Aim of the exercise >> A faithful retyping of every entry below is wanted, with images left out.

Data entries >>
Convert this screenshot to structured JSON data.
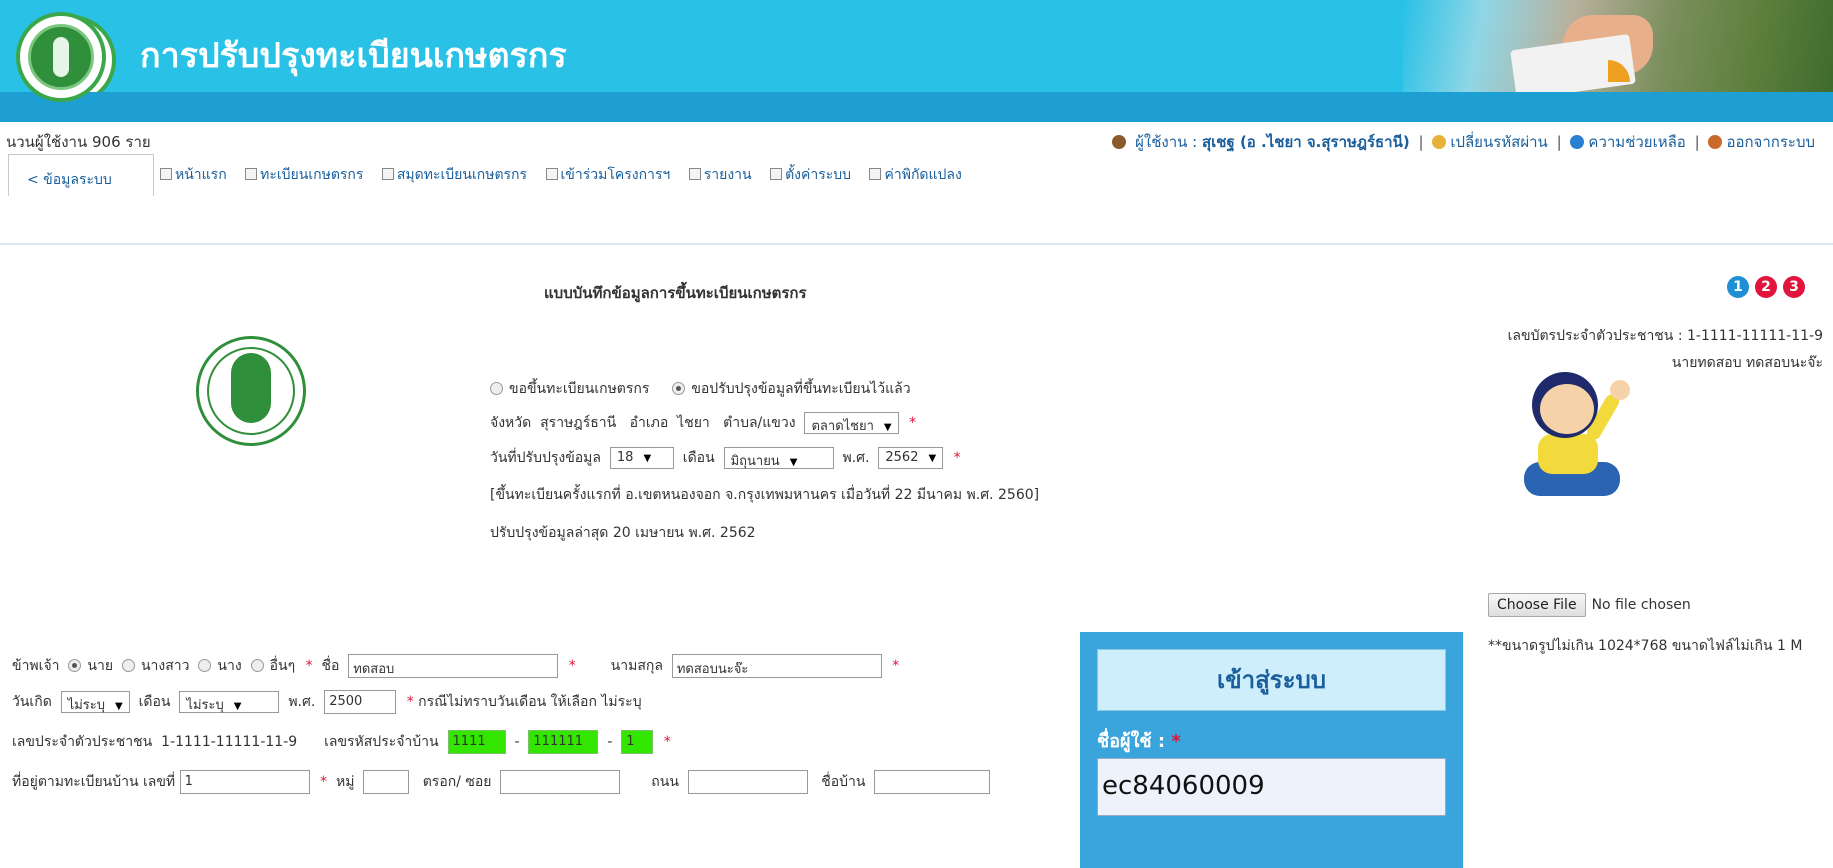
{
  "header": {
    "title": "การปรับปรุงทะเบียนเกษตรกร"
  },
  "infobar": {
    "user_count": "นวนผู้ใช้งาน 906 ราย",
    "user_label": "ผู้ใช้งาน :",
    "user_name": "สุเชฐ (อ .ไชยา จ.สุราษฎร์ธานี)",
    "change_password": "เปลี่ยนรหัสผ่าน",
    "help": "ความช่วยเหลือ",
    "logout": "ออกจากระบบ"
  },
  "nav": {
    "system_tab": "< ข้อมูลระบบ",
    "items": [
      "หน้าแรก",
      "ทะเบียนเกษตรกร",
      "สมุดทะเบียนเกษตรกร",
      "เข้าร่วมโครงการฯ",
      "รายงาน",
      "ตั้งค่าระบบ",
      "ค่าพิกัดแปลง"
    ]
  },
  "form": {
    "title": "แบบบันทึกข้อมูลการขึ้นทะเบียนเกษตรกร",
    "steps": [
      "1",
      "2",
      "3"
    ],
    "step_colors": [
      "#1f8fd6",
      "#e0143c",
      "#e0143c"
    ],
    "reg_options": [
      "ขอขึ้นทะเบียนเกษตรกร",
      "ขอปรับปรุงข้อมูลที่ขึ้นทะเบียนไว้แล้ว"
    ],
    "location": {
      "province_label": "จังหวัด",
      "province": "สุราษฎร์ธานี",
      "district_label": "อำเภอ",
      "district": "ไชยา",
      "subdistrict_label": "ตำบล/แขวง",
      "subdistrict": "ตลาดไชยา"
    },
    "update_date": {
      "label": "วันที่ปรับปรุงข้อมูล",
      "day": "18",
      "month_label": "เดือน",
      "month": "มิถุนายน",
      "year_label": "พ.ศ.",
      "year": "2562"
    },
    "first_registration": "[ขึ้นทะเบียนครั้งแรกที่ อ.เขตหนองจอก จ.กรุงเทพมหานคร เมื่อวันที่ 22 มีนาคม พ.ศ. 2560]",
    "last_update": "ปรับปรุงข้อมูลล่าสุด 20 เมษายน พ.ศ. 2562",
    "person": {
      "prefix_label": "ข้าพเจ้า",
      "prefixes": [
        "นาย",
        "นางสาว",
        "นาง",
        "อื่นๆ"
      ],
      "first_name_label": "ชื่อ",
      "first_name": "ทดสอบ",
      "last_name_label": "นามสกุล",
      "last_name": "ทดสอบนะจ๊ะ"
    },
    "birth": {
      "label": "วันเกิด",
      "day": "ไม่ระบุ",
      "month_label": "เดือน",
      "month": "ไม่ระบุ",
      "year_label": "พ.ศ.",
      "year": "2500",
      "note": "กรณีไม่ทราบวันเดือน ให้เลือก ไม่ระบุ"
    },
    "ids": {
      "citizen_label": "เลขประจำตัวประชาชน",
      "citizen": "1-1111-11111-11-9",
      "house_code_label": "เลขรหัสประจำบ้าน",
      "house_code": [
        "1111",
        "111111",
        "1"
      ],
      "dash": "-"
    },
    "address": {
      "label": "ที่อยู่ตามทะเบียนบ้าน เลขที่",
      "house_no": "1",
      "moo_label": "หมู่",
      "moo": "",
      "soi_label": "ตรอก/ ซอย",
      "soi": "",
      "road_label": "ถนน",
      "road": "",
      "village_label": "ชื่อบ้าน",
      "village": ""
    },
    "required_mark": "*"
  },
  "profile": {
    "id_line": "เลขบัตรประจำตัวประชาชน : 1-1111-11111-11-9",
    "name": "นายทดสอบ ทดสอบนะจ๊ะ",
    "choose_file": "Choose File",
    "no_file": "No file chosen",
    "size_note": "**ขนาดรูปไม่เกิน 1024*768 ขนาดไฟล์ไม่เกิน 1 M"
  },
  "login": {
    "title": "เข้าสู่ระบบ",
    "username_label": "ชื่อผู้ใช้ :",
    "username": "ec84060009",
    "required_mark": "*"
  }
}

Expected output >>
Convert this screenshot to structured JSON data.
{
  "header": {
    "title": "การปรับปรุงทะเบียนเกษตรกร"
  },
  "infobar": {
    "user_count": "นวนผู้ใช้งาน 906 ราย",
    "user_label": "ผู้ใช้งาน :",
    "user_name": "สุเชฐ (อ .ไชยา จ.สุราษฎร์ธานี)",
    "change_password": "เปลี่ยนรหัสผ่าน",
    "help": "ความช่วยเหลือ",
    "logout": "ออกจากระบบ"
  },
  "nav": {
    "system_tab": "< ข้อมูลระบบ",
    "items": [
      "หน้าแรก",
      "ทะเบียนเกษตรกร",
      "สมุดทะเบียนเกษตรกร",
      "เข้าร่วมโครงการฯ",
      "รายงาน",
      "ตั้งค่าระบบ",
      "ค่าพิกัดแปลง"
    ]
  },
  "form": {
    "title": "แบบบันทึกข้อมูลการขึ้นทะเบียนเกษตรกร",
    "steps": [
      "1",
      "2",
      "3"
    ],
    "step_colors": [
      "#1f8fd6",
      "#e0143c",
      "#e0143c"
    ],
    "reg_options": [
      "ขอขึ้นทะเบียนเกษตรกร",
      "ขอปรับปรุงข้อมูลที่ขึ้นทะเบียนไว้แล้ว"
    ],
    "location": {
      "province_label": "จังหวัด",
      "province": "สุราษฎร์ธานี",
      "district_label": "อำเภอ",
      "district": "ไชยา",
      "subdistrict_label": "ตำบล/แขวง",
      "subdistrict": "ตลาดไชยา"
    },
    "update_date": {
      "label": "วันที่ปรับปรุงข้อมูล",
      "day": "18",
      "month_label": "เดือน",
      "month": "มิถุนายน",
      "year_label": "พ.ศ.",
      "year": "2562"
    },
    "first_registration": "[ขึ้นทะเบียนครั้งแรกที่ อ.เขตหนองจอก จ.กรุงเทพมหานคร เมื่อวันที่ 22 มีนาคม พ.ศ. 2560]",
    "last_update": "ปรับปรุงข้อมูลล่าสุด 20 เมษายน พ.ศ. 2562",
    "person": {
      "prefix_label": "ข้าพเจ้า",
      "prefixes": [
        "นาย",
        "นางสาว",
        "นาง",
        "อื่นๆ"
      ],
      "first_name_label": "ชื่อ",
      "first_name": "ทดสอบ",
      "last_name_label": "นามสกุล",
      "last_name": "ทดสอบนะจ๊ะ"
    },
    "birth": {
      "label": "วันเกิด",
      "day": "ไม่ระบุ",
      "month_label": "เดือน",
      "month": "ไม่ระบุ",
      "year_label": "พ.ศ.",
      "year": "2500",
      "note": "กรณีไม่ทราบวันเดือน ให้เลือก ไม่ระบุ"
    },
    "ids": {
      "citizen_label": "เลขประจำตัวประชาชน",
      "citizen": "1-1111-11111-11-9",
      "house_code_label": "เลขรหัสประจำบ้าน",
      "house_code": [
        "1111",
        "111111",
        "1"
      ],
      "dash": "-"
    },
    "address": {
      "label": "ที่อยู่ตามทะเบียนบ้าน เลขที่",
      "house_no": "1",
      "moo_label": "หมู่",
      "moo": "",
      "soi_label": "ตรอก/ ซอย",
      "soi": "",
      "road_label": "ถนน",
      "road": "",
      "village_label": "ชื่อบ้าน",
      "village": ""
    },
    "required_mark": "*"
  },
  "profile": {
    "id_line": "เลขบัตรประจำตัวประชาชน : 1-1111-11111-11-9",
    "name": "นายทดสอบ ทดสอบนะจ๊ะ",
    "choose_file": "Choose File",
    "no_file": "No file chosen",
    "size_note": "**ขนาดรูปไม่เกิน 1024*768 ขนาดไฟล์ไม่เกิน 1 M"
  },
  "login": {
    "title": "เข้าสู่ระบบ",
    "username_label": "ชื่อผู้ใช้ :",
    "username": "ec84060009",
    "required_mark": "*"
  }
}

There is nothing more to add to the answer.